September 2nd holds a great deal of importance for me. It was my great-aunt/godmother Charline’s birthday (Little C in the novel). September 2, 1945 was the official end of WWII, and it’s also my baby girl’s birthday (she just hit 3 months old!); as such, the date on the telegram that Honey receives in the prologue is not a contrived date. When I write, every detail has a purpose. The following scene happened, and though I was not there, this is my interpretation of the story. Here is the prologue to Why Aren’t You Sweet Like Me, which begins the book in medias res. Please leave your feedback or tweet me.

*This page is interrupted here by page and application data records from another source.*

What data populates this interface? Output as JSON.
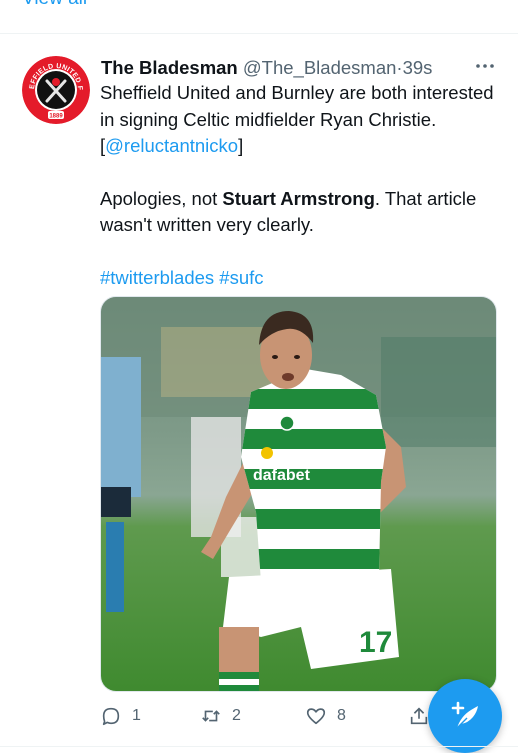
{
  "top": {
    "view_all_label": "View all"
  },
  "tweet": {
    "author_name": "The Bladesman",
    "author_handle": "@The_Bladesman",
    "separator": "·",
    "time": "39s",
    "text_part1": "Sheffield United and Burnley are both interested in signing Celtic midfielder Ryan Christie. [",
    "mention": "@reluctantnicko",
    "text_part2": "]",
    "line2_part1": "Apologies, not ",
    "line2_bold": "Stuart Armstrong",
    "line2_part2": ". That article wasn't written very clearly.",
    "hashtag1": "#twitterblades",
    "hashtag2": "#sufc",
    "media": {
      "shirt_sponsor": "dafabet",
      "shirt_number": "17"
    },
    "avatar": {
      "badge_text_top": "SHEFFIELD UNITED F.C.",
      "badge_year": "1889"
    }
  },
  "actions": {
    "reply_count": "1",
    "retweet_count": "2",
    "like_count": "8"
  },
  "icons": [
    "chevron-right-icon",
    "more-icon",
    "reply-icon",
    "retweet-icon",
    "like-icon",
    "share-icon",
    "compose-icon"
  ],
  "colors": {
    "accent": "#1d9bf0",
    "text": "#0f1419",
    "secondary": "#536471",
    "celtic_green": "#1f8a3b"
  }
}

Life is not a series of gig lamps symmetrically arranged; life is a luminous halo, a semi-transparent envelope surrounding us from the beginning of consciousness to the end.
I have been astonished that men could die martyrs for their religion – I have shudder’d at it. I shudder no more. I could be martyr’d for my religion. Love is my religion and I could die for that. I could die for you.
September 2, 1944
I suppose that I always knew, and that’s why there was no surprise. No, I think I acknowledged it in the past, never understanding what it would mean. It starts in my chest.
Why are they being so nice?
On the drive home from Memphis, everything was fine. Suddenly, they’re delicate with me, noticeably so.
Yes, I’m different now, but I’m still me.
And it cracks. A rift opens over my heart, spreading over my stomach, into my shoulders. Walking up the stairs as the sky darkens, carrying shopping bags, I tilt my head and I know.
This isn’t how I thought it would be.
I pictured falling, impassioned: dissolving. But everything is muted. I feel light as I walk into my room, placing the bags at the foot of the bed. Calm, I turn.
“Give it to me. Give me the letter.”
I had imagined snatching the paper, almost shredding it. Instead, my muscles constrict: the cracks increasing.
Perhaps it was folly to think I could keep them both.
They utter something but I don’t hear. I can’t even see the telegram as I finger for the envelope’s opening.